my new fridge, and then my schedule got rearranged and I wasn't going to be having dinner at home for a while. As tempting as take-out was, I really needed to cook what I had bought before it went bad. The most expensive part of grocery shopping is what you let go to waste.
After breakfast one morning, I started to make dinner. I made poached salmon with a lemon cream sauce over barley and steamed broccoli. Then I packed it up in containers and took one of them with me to work. Far more nutritious than the drive-thru, even using the heavy cream. (I had most of a pint left over from the tea party that would soon go bad, and had some form of cream sauce on my entrée for over a week to use it up.)
One thing to remember when you do something like this is how you're going to reheat the meal. Microwaves are the usual, but a toaster oven can work, depending on what you have. Reheating by either method will also cook your food more. With something delicate like fish or steak, you have to undercook it slightly in anticipation of this. My salmon was almost raw in the middle when I packed it, but perfectly cooked and flaky once it was hot.

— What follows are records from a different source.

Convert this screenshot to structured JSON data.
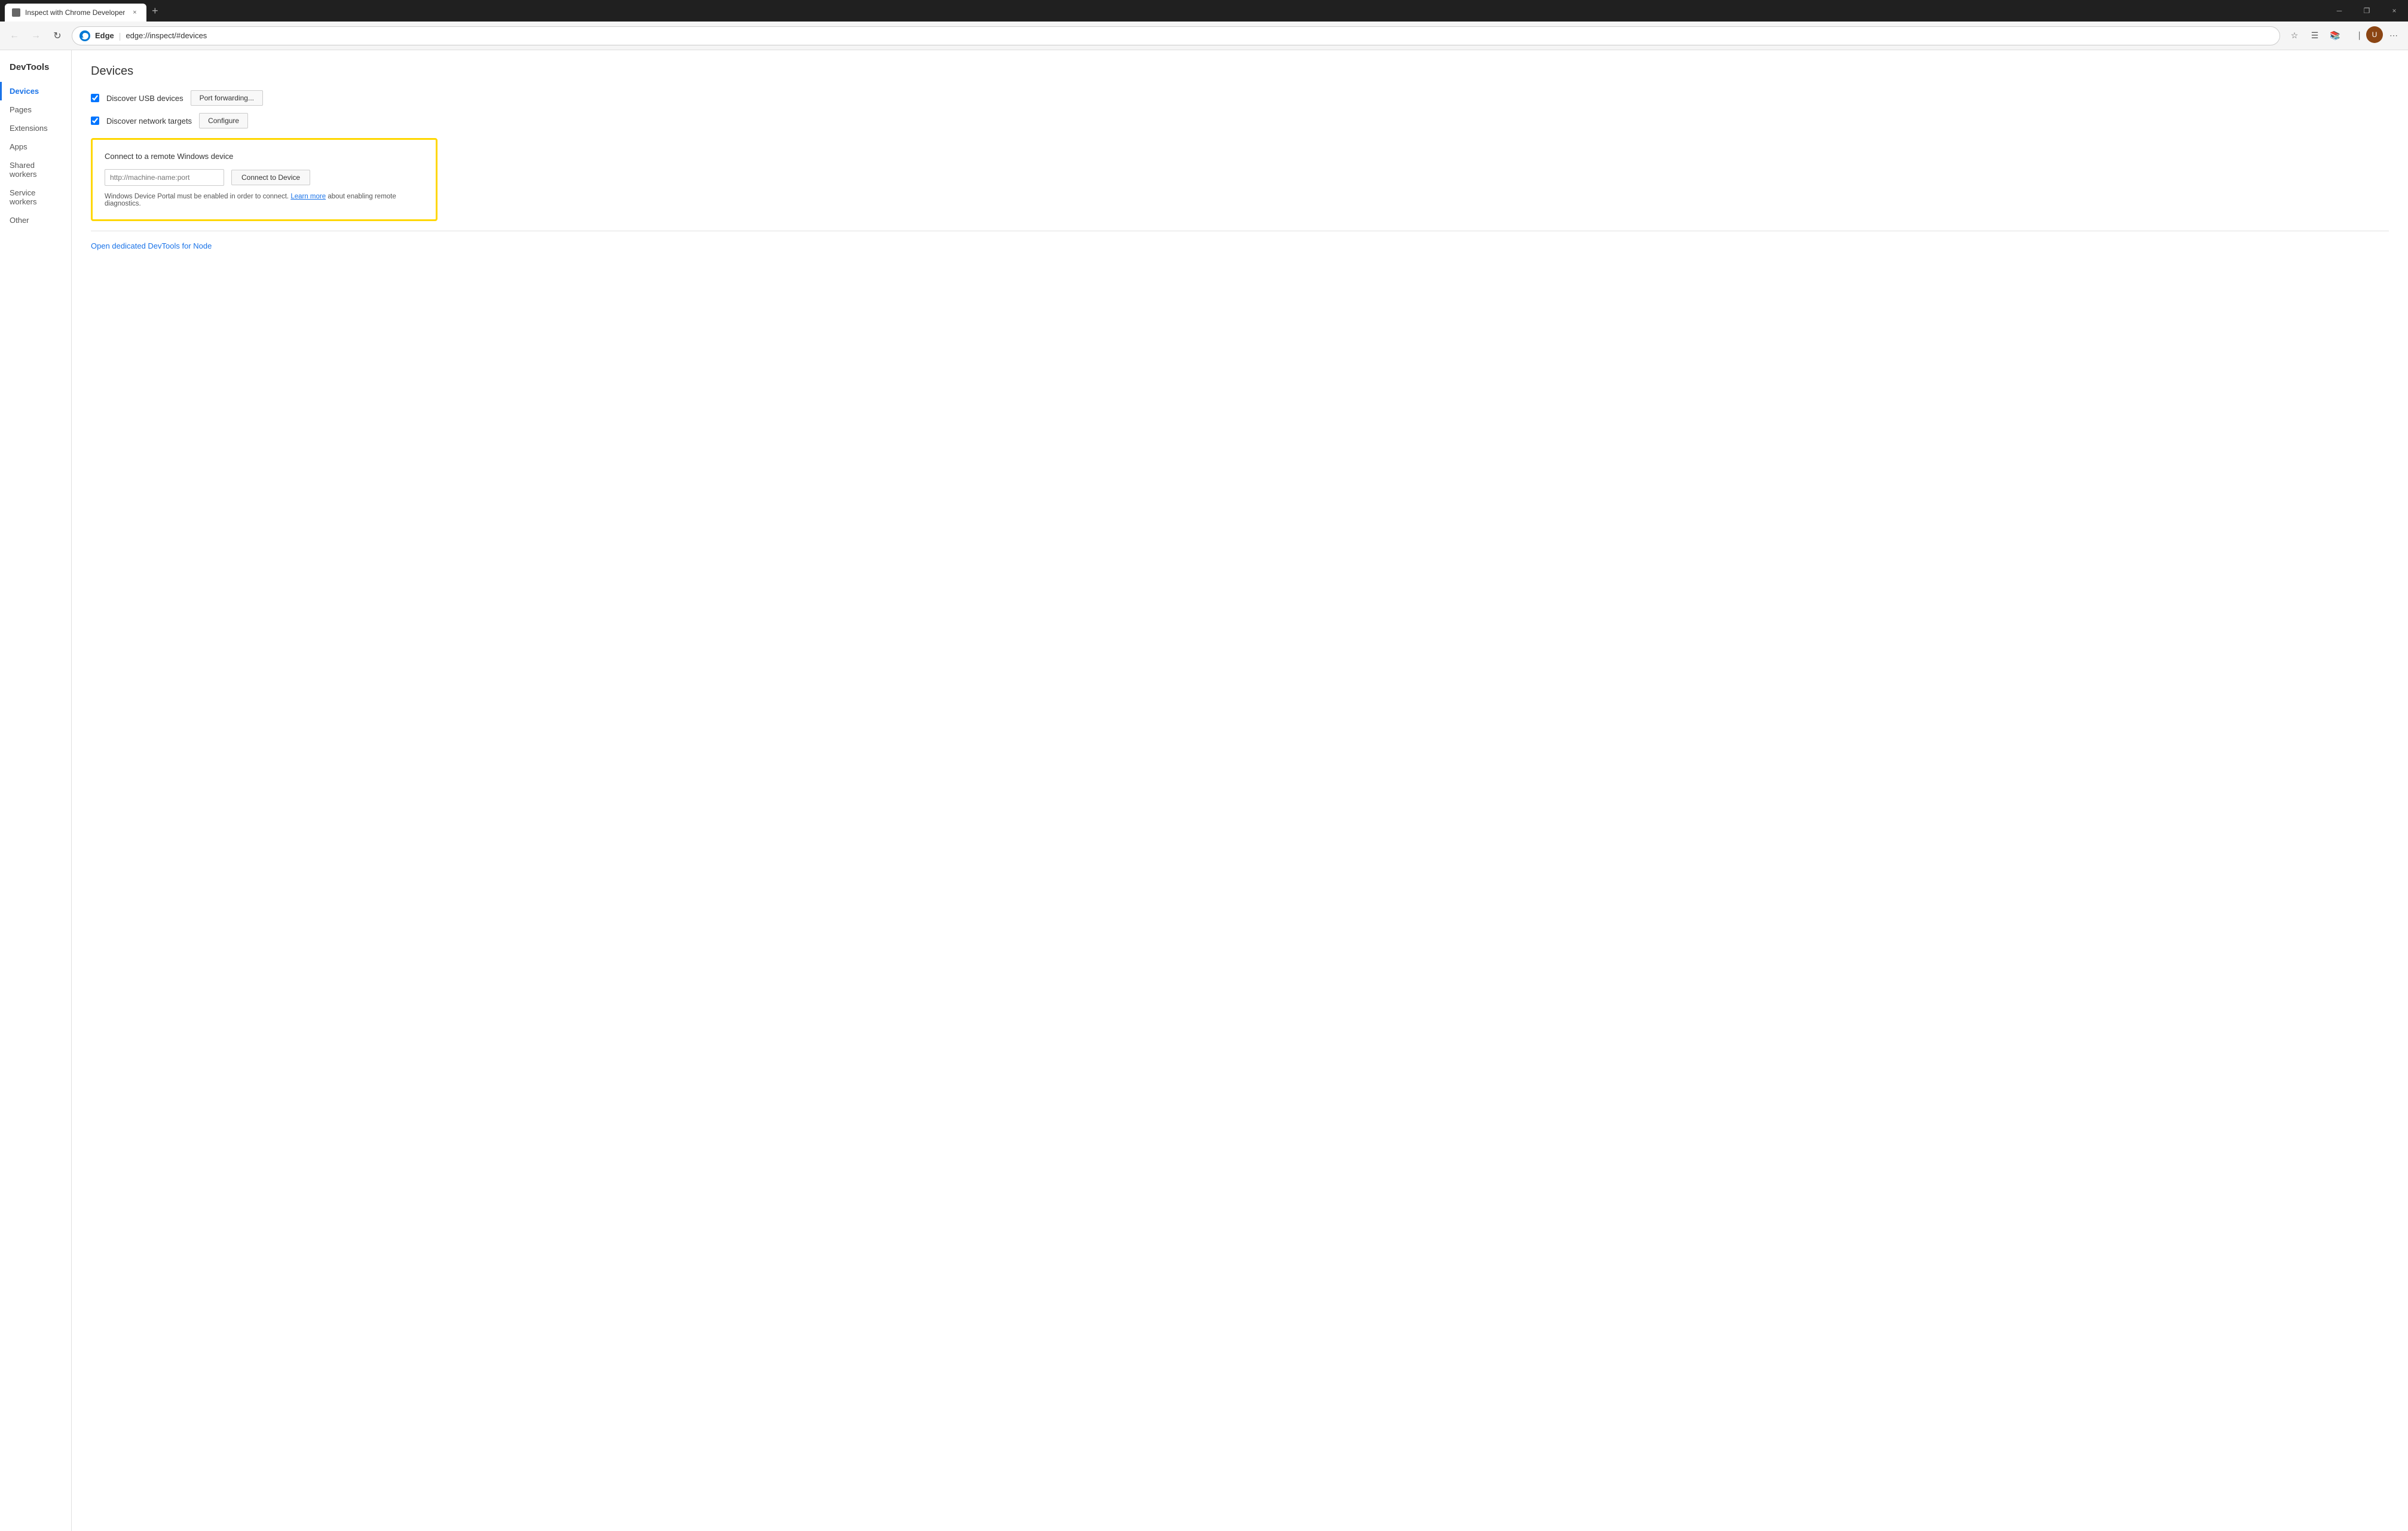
{
  "titlebar": {
    "tab_title": "Inspect with Chrome Developer",
    "close_label": "×",
    "new_tab_label": "+",
    "minimize_label": "─",
    "maximize_label": "❐",
    "window_close_label": "×"
  },
  "toolbar": {
    "brand": "Edge",
    "url": "edge://inspect/#devices",
    "separator": "|"
  },
  "devtools": {
    "logo": "DevTools",
    "nav_items": [
      {
        "id": "devices",
        "label": "Devices",
        "active": true
      },
      {
        "id": "pages",
        "label": "Pages",
        "active": false
      },
      {
        "id": "extensions",
        "label": "Extensions",
        "active": false
      },
      {
        "id": "apps",
        "label": "Apps",
        "active": false
      },
      {
        "id": "shared-workers",
        "label": "Shared workers",
        "active": false
      },
      {
        "id": "service-workers",
        "label": "Service workers",
        "active": false
      },
      {
        "id": "other",
        "label": "Other",
        "active": false
      }
    ]
  },
  "main": {
    "page_title": "Devices",
    "discover_usb_label": "Discover USB devices",
    "discover_network_label": "Discover network targets",
    "port_forwarding_btn": "Port forwarding...",
    "configure_btn": "Configure",
    "connect_section": {
      "title": "Connect to a remote Windows device",
      "input_placeholder": "http://machine-name:port",
      "connect_btn": "Connect to Device",
      "help_text": "Windows Device Portal must be enabled in order to connect.",
      "learn_more": "Learn more",
      "learn_more_suffix": " about enabling remote diagnostics."
    },
    "node_link": "Open dedicated DevTools for Node"
  }
}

You can also see that I attempted something resembling an attractive plating. I mashed it all together at some point during the meal, but there was barley on the bottom, the veggie arranged neatly, and a properly sliced piece of salmon on top, lightly coated with the sauce. Leftovers don't have to look like leftovers.
Yes, it's a bit of work, but no more than I would have put into it in the afternoon. I was just doing it at 9am. Packing a meal just transfers the cooking time to a more convenient hour. It saves money, is generally more nutritious, and has fewer calories than anything you pick up.